Phoenix Coyotes fan Monique Reaux can breathe easy knowing that her beloved hockey team will not be moving to Hamilton, Ont.

Judge Redfield T. Baum rejected bids to buy the Coyotes Wednesday from both the NHL and BlackBerry tycoon Jim Balsillie, a decision that means the Coyotes will continue to play in Arizona.

Reaux, who is a Coyotes season ticket holder, watched the bidding war unfold all summer and said she can't help but thank NHL commissioner Gary Bettman for his tireless efforts in trying to keep the team in Phoenix.

"I have to say he has been our saviour," Reaux said. "He and [deputy commissioner Bill] Daly have been down here, shaking hands, getting on the public TV and getting our plight out there. To me it shows something good and that we're going to be here for a while." 

The Coyotes are not the first team Bettman has saved.

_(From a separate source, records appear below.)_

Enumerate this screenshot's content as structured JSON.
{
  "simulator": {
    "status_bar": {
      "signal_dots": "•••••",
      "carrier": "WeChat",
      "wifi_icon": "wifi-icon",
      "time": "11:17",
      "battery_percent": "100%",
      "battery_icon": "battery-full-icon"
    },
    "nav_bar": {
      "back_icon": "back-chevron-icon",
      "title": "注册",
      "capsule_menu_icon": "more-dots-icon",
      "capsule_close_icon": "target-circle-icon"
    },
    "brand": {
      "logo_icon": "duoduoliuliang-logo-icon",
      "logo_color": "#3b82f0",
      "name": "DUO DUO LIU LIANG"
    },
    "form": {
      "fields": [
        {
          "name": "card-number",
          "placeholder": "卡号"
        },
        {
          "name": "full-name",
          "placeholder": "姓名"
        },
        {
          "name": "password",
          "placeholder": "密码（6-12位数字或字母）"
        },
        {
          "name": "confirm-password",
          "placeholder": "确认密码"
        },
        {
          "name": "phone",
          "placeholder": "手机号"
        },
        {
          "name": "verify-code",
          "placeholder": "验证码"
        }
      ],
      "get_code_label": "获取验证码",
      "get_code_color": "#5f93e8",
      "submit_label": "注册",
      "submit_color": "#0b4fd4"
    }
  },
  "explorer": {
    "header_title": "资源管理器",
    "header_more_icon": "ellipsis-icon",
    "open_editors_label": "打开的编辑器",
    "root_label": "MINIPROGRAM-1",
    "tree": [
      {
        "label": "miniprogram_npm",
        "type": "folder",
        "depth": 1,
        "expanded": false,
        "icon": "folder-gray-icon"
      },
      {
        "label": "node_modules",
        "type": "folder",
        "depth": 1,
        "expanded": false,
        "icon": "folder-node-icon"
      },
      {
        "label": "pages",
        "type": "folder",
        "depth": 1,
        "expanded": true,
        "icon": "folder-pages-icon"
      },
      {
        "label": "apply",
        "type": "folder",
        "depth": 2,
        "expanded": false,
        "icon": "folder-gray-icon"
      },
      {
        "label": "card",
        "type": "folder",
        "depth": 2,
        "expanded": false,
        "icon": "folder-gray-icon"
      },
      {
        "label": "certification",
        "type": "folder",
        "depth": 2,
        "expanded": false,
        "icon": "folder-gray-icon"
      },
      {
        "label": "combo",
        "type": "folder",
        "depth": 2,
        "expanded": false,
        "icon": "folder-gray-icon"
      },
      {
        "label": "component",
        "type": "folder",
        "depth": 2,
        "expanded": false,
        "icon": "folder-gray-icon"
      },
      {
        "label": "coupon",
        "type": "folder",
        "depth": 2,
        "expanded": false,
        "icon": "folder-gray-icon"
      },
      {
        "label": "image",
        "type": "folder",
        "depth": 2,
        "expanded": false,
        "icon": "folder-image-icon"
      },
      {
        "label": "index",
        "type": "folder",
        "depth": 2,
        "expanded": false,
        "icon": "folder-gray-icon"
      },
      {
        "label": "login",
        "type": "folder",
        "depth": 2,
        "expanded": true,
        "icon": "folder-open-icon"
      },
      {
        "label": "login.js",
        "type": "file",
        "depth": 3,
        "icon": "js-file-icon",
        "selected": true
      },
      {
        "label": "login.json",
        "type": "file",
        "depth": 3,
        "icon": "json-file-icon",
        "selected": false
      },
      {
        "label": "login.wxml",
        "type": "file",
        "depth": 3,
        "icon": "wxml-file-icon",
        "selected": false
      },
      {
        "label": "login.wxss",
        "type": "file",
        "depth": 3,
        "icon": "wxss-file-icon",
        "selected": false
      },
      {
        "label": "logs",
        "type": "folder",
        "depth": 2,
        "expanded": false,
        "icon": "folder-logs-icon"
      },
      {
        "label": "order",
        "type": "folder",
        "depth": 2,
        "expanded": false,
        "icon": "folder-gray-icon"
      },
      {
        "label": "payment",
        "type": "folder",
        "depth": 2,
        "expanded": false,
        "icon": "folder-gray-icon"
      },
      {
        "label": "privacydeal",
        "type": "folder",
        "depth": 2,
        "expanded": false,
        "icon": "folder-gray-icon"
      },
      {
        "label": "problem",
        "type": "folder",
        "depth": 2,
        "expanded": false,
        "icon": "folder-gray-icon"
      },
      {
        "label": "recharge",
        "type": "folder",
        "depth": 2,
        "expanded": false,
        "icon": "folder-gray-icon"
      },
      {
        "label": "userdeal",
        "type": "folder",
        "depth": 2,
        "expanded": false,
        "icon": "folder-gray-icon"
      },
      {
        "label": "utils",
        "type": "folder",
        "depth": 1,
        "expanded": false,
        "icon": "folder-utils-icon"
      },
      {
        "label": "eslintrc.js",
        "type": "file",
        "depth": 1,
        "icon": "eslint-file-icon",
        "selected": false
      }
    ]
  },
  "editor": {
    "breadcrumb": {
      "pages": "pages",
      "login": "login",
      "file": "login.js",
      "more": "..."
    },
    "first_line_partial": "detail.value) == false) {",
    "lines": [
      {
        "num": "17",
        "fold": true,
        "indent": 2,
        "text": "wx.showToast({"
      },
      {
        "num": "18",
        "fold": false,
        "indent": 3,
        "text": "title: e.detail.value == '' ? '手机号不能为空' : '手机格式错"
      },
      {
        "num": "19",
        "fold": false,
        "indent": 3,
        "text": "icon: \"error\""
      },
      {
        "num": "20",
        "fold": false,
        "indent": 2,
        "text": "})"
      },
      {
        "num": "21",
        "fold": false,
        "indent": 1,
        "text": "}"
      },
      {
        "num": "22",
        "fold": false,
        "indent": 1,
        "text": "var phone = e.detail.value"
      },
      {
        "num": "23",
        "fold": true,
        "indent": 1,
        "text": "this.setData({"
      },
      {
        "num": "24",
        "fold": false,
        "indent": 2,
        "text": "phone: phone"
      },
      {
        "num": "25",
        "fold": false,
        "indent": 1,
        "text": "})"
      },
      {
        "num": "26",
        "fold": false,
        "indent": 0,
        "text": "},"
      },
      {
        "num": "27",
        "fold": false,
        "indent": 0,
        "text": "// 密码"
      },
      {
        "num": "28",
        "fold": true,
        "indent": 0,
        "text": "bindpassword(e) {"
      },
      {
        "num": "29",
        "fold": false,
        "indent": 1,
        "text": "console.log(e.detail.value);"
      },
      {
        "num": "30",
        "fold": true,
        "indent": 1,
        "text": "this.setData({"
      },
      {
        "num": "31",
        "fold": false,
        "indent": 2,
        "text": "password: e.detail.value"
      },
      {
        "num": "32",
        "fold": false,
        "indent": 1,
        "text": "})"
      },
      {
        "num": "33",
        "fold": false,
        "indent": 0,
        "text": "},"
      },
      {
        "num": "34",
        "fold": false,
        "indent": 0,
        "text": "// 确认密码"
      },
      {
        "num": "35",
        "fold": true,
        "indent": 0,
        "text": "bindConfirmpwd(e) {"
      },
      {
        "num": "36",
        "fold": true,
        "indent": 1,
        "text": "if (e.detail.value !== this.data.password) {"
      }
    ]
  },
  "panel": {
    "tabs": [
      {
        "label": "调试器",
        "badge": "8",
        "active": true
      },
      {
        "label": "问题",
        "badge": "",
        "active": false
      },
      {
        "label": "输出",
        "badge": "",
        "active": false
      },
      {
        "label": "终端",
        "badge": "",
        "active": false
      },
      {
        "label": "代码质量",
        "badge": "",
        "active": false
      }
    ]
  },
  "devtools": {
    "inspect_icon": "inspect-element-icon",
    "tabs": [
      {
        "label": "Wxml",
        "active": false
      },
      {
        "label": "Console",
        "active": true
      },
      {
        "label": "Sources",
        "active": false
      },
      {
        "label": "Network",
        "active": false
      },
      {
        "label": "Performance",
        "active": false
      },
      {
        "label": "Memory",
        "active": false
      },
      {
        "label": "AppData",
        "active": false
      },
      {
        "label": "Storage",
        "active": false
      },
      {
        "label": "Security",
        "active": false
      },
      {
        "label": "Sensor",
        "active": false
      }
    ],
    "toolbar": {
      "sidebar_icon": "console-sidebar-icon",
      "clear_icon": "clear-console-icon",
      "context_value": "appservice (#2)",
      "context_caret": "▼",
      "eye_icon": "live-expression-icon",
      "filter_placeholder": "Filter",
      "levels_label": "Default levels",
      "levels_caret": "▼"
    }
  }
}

The man who is perceived in Canadian hockey circles as being 'anti-Canadian,' played an integral role in keeping NHL franchises in Edmonton, Calgary and Ottawa when teams faced financial troubles in the 1990s. The implementation of the Canadian assistance plan by Bettman saw the richer American teams give teams north of the border a piece of their revenue, preventing their demise.

With the off-ice distraction now behind them, there is renewed optimism in the air as Coyotes fans can finally focus on the season ahead.

"I have not heard so much casual discussion, amongst people who have sort of drifted away from hockey, they're already buzzing. I don't hear that "Oh God we're gonna get killed, the power-play is going to suck again," Reaux said.

"I hear the players' names mentioned, their stats, their strengths and weaknesses being mentioned. People are really getting behind this new Coyotes era, so to speak. The fans have so much confidence in [general manager] Don Maloney building us a winner."

'Phoenix still has a lot to learn'

Reaux, who moved to Arizona from Lancaster, Calif., in 2005, said that as a hockey city Phoenix still has a lot to learn.

"Phoenix is a bandwagon city, because people have a choice in sports. If you have a choice, what do you want? You want a winner. Six years of careless and incompetent ownership has produced a mediocre, at best, hockey team," she said. "You're going to need to have a draw for people to come first and we haven't had that yet."

Reaux said that a draw might be the hiring of Dave Tippett, who will replace Wayne Gretzky as the head coach in Phoenix, a move that has the backing of the Coyotes faithful.

"Dave Tippett was the most fantastic thing to happen in years. We need an experienced hand on the helm, at this point because we are at a do or die situation, but I do think that Dave has more ability to pull this off then Gretzky did."

As for Gretzky, Reaux said she was proud to have the 'Great One' as a Coyotes coach, but thinks his leaving is for the best.

"I'm sorry to see him go and I hope to see him in a prominent role in the NHL, because he deserves it, but I'm glad he's not the Coyotes' coach anymore," she said. "Unfortunately the situation just did not work out."

Reaux, whose first grandchild is on the way, said she expects the Coyotes to remain in Phoenix for at least the next five years, but if they move she may too.

"I am at a point in my life where I can go anywhere and I may have to go somewhere else to get my hockey fix. I may pull up the stakes and maybe the Predators or maybe the Stars will be my team."